    Of course it’s tribal. It’s nationalistic, in fact, being a European event. It seems that this tribalism will out, won’t it?

    Note that Latvia and Croatia are playing on direct contradiction of the cultural Marxist claim that culture is mere chimera imposed from above.

  • I do wish people criticising sports and their fans would not resort to such triteness. I am not, nor ever have been a sports fan. I have never gotten why anyone would waste their time, money and more importantly emotion on following a sports team or individual.

    However to each is own, and I like to see big companies making lots of money from this illogical and silly pass time.

    I do however resent it when sports fans expect the tax-payer to help financially support their pass-time or passion. Tax breaks, bond-issues and other forms of state support to sports is a waste of taxpayers money. (Of course I am believe the same for the arts, including opera.)

    Enjoy your passion all you want just don’t expect me or any other non-sports fan to pay for it.

  • The Wobbly Guy

    At least in this respect, the European model of sports, especially in football(Real Madrid notwithstanding) seems to use less of the taxpayer’s money than franchises in the US.

    TWG

  • Gregory Litchfield

    Sorry to say, but I agree entirely with the linked material. Marx was wrong…sports are the opiate of the masses.

  • Tuscan Tony

    Horseracing is civilised. Football is not. But who are we to criticise? Perhaps Saratoga or Plumpton would be as unsavoury as Stamford Bridge or The Kop if, as in “the beautiful game”, it was the horses that got paid the real dough rather than the trainers. Beckham – strength of a carthorse, speed of a racehorse, good for him. But, as they also say, brains of a microcephalic rocking horse.

  • Euan Gray

    I don’t now and never have liked football. Or rugby.

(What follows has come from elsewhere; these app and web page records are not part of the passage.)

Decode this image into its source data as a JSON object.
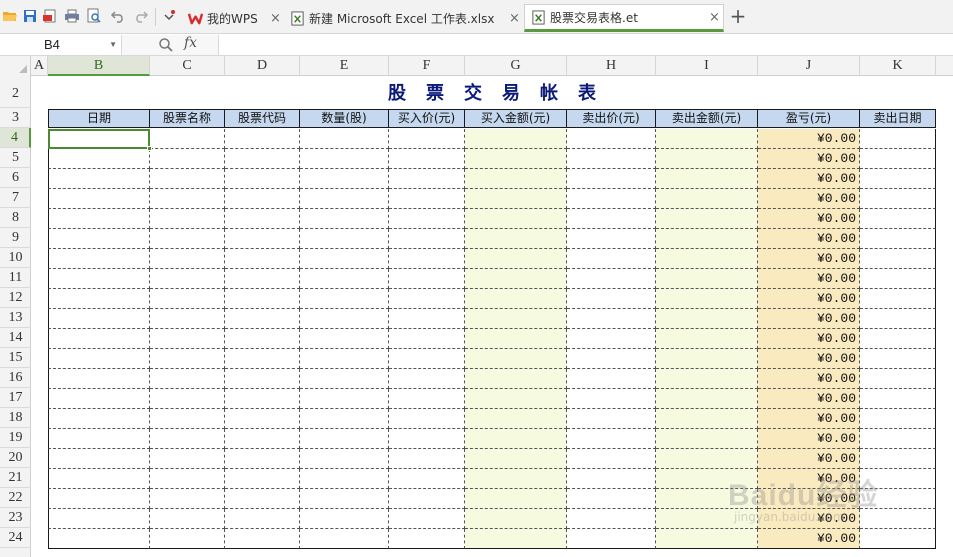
{
  "toolbar": {
    "icons": [
      "open-folder-icon",
      "save-icon",
      "export-pdf-icon",
      "print-icon",
      "print-preview-icon",
      "undo-icon",
      "redo-icon",
      "customize-dropdown-icon"
    ]
  },
  "tabs": [
    {
      "label": "我的WPS",
      "icon": "wps-logo-icon",
      "close": "×"
    },
    {
      "label": "新建 Microsoft Excel 工作表.xlsx",
      "icon": "spreadsheet-icon",
      "close": "×"
    },
    {
      "label": "股票交易表格.et",
      "icon": "spreadsheet-icon",
      "close": "×",
      "active": true
    }
  ],
  "new_tab": "+",
  "formula_bar": {
    "cell_ref": "B4",
    "fx": "fx",
    "value": ""
  },
  "columns": [
    "A",
    "B",
    "C",
    "D",
    "E",
    "F",
    "G",
    "H",
    "I",
    "J",
    "K"
  ],
  "selected_column": "B",
  "rows": [
    "2",
    "3",
    "4",
    "5",
    "6",
    "7",
    "8",
    "9",
    "10",
    "11",
    "12",
    "13",
    "14",
    "15",
    "16",
    "17",
    "18",
    "19",
    "20",
    "21",
    "22",
    "23",
    "24"
  ],
  "selected_row": "4",
  "sheet": {
    "title": "股票交易帐表",
    "headers": [
      "日期",
      "股票名称",
      "股票代码",
      "数量(股)",
      "买入价(元)",
      "买入金额(元)",
      "卖出价(元)",
      "卖出金额(元)",
      "盈亏(元)",
      "卖出日期"
    ],
    "profit_value": "¥0.00",
    "row_count": 21
  },
  "colors": {
    "header_fill": "#c6d8ef",
    "buy_amount_fill": "#f6fadf",
    "sell_amount_fill": "#f6fadf",
    "profit_fill": "#faeac0",
    "title_color": "#0b1a7a",
    "selection": "#4d8a2f"
  },
  "watermark": {
    "text": "Baidu经验",
    "sub": "jingyan.baidu.com"
  }
}
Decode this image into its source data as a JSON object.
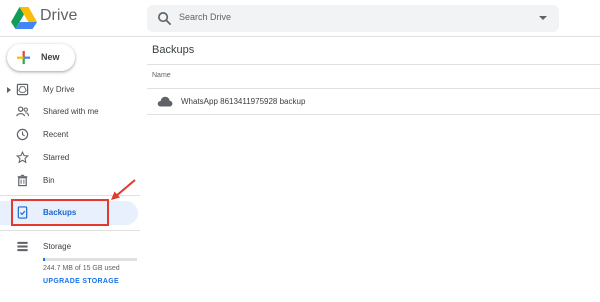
{
  "app": {
    "title": "Drive"
  },
  "search": {
    "placeholder": "Search Drive"
  },
  "new_button": {
    "label": "New"
  },
  "sidebar": {
    "items": [
      {
        "label": "My Drive",
        "icon": "my-drive-icon",
        "expandable": true
      },
      {
        "label": "Shared with me",
        "icon": "shared-icon"
      },
      {
        "label": "Recent",
        "icon": "clock-icon"
      },
      {
        "label": "Starred",
        "icon": "star-icon"
      },
      {
        "label": "Bin",
        "icon": "trash-icon"
      }
    ],
    "backups": {
      "label": "Backups",
      "icon": "backup-phone-icon",
      "active": true
    },
    "storage": {
      "label": "Storage",
      "icon": "storage-icon",
      "used_text": "244.7 MB of 15 GB used",
      "used_fraction": 0.016,
      "upgrade_label": "UPGRADE STORAGE"
    }
  },
  "main": {
    "title": "Backups",
    "column_header": "Name",
    "rows": [
      {
        "name": "WhatsApp 8613411975928 backup",
        "icon": "cloud-icon"
      }
    ]
  },
  "colors": {
    "accent": "#1a73e8",
    "active_bg": "#e8f0fe",
    "annotation_red": "#e23a2e"
  }
}
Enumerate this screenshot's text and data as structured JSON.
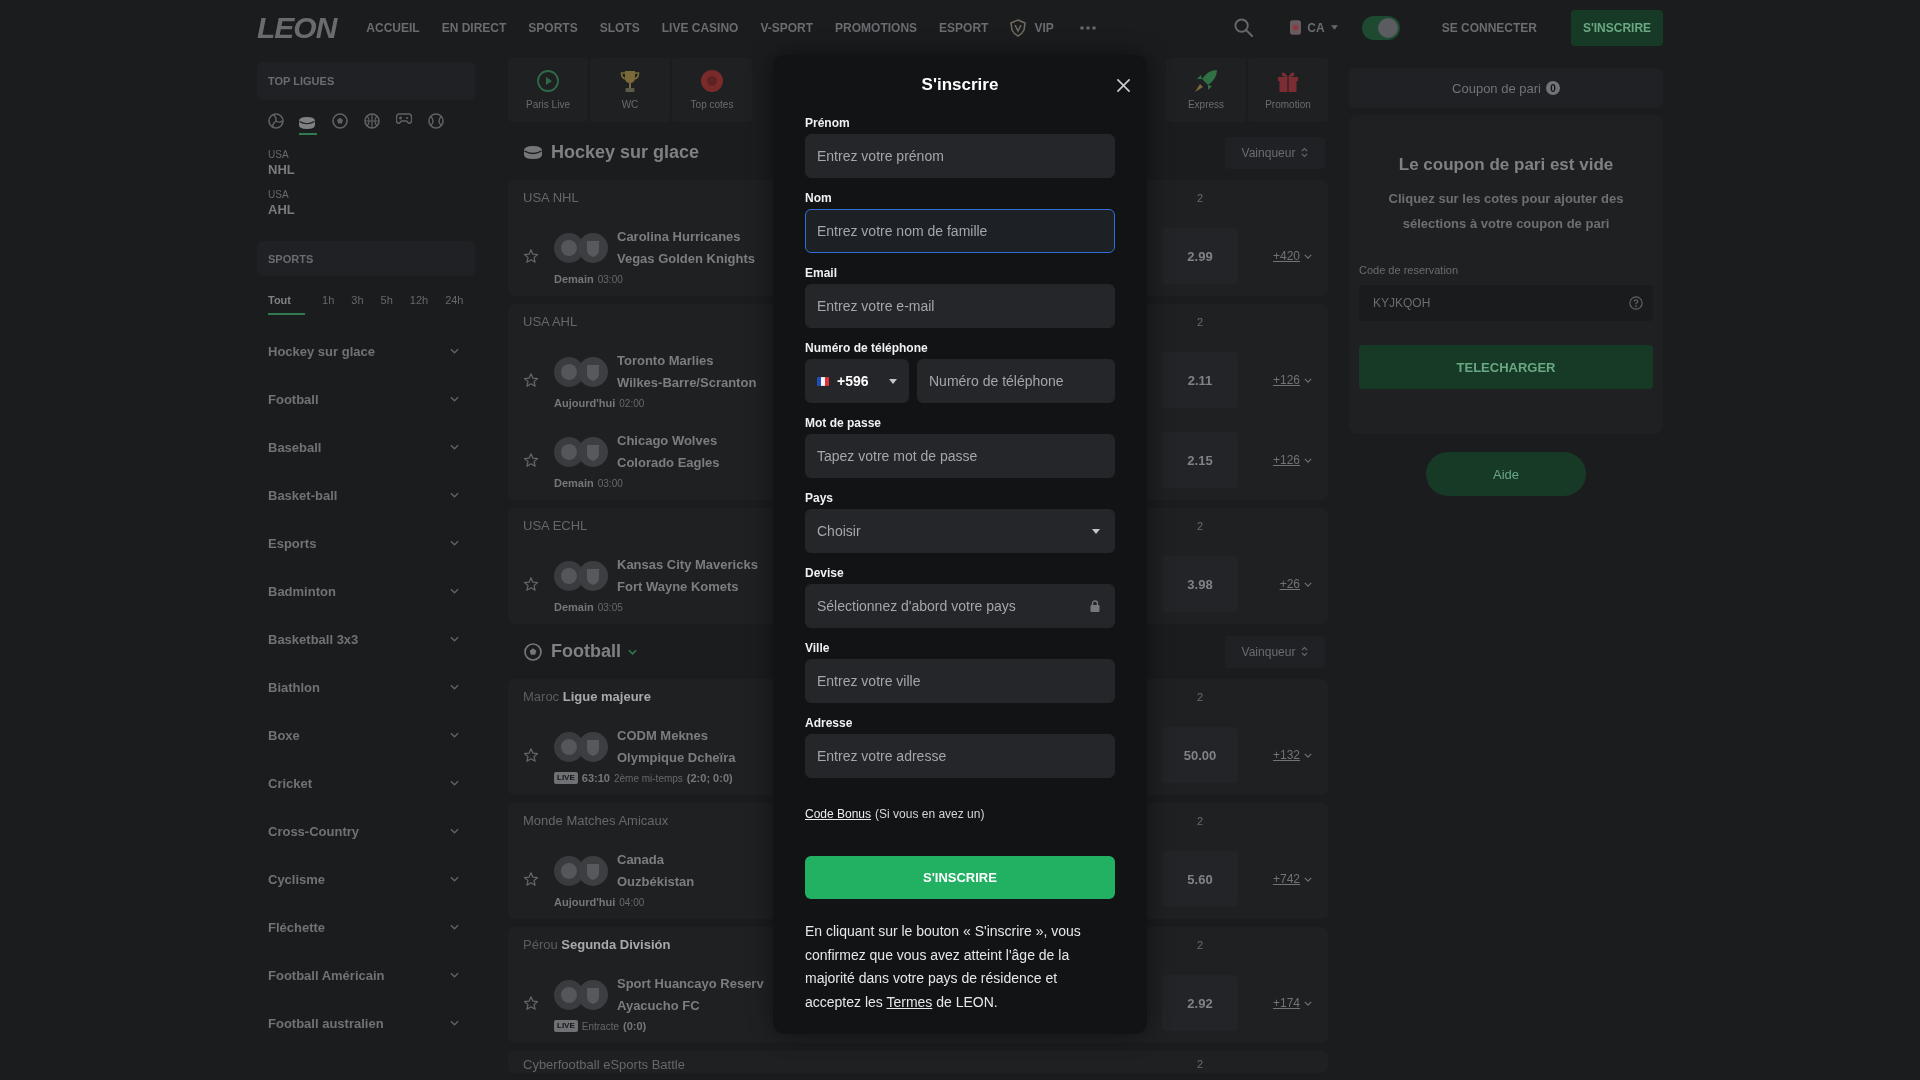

Or the unnecessarily, insanely and perhaps not atypically over-complicated version of rugby the Americans are pleased to call football.

    However, sport of the masses, and so forth. There is no difference between, on the one hand, supporting (and paying for) Man Utd or Arsenal, and on the other, being a fan of Blues or the Greens at the Circus in previous times.

    I disagree that horseracing is civilised. It appears so because wealthy people get involved in it (it costs a fortune to keep horses) as do the poor (who pay for all of this solely in the hope of getting a better life by winning a few bets). If there was no gambling, there would be no racing, or at least none worth speaking of.

    And, of course, it’s tribal. Humans are a mixture of individuals and groups – sadly for both Marxism and the more esoteric brands of libertarianism. The vast majority of humans feel a deep need to belong, and nowadays it seems the appropriate way to do this is to watch a bunch of overpaid and underbrained prima donnas kicking a ball around a field for 90 minutes.

    Safe nationalism, too. The chance to cheer one’s own country and rubbish Johnny Foreigner without the wasteful necessity of armed conflict (except in the case of the English*, of course…)

    * And at a local level the Scots. I’m half of each, so I’m allowed to say this.

    EG

  • Hup Holland!

    And Ibrahimovic has just choked the Italian to death! w00t!

  • The Wobbly Guy

    Uhm, the Dutch lost to the Czechs(what a thriller!). We could be seeing quite a few favorites get eliminated from the tourney. I won’t be shedding any tears though. ^_^

    TWG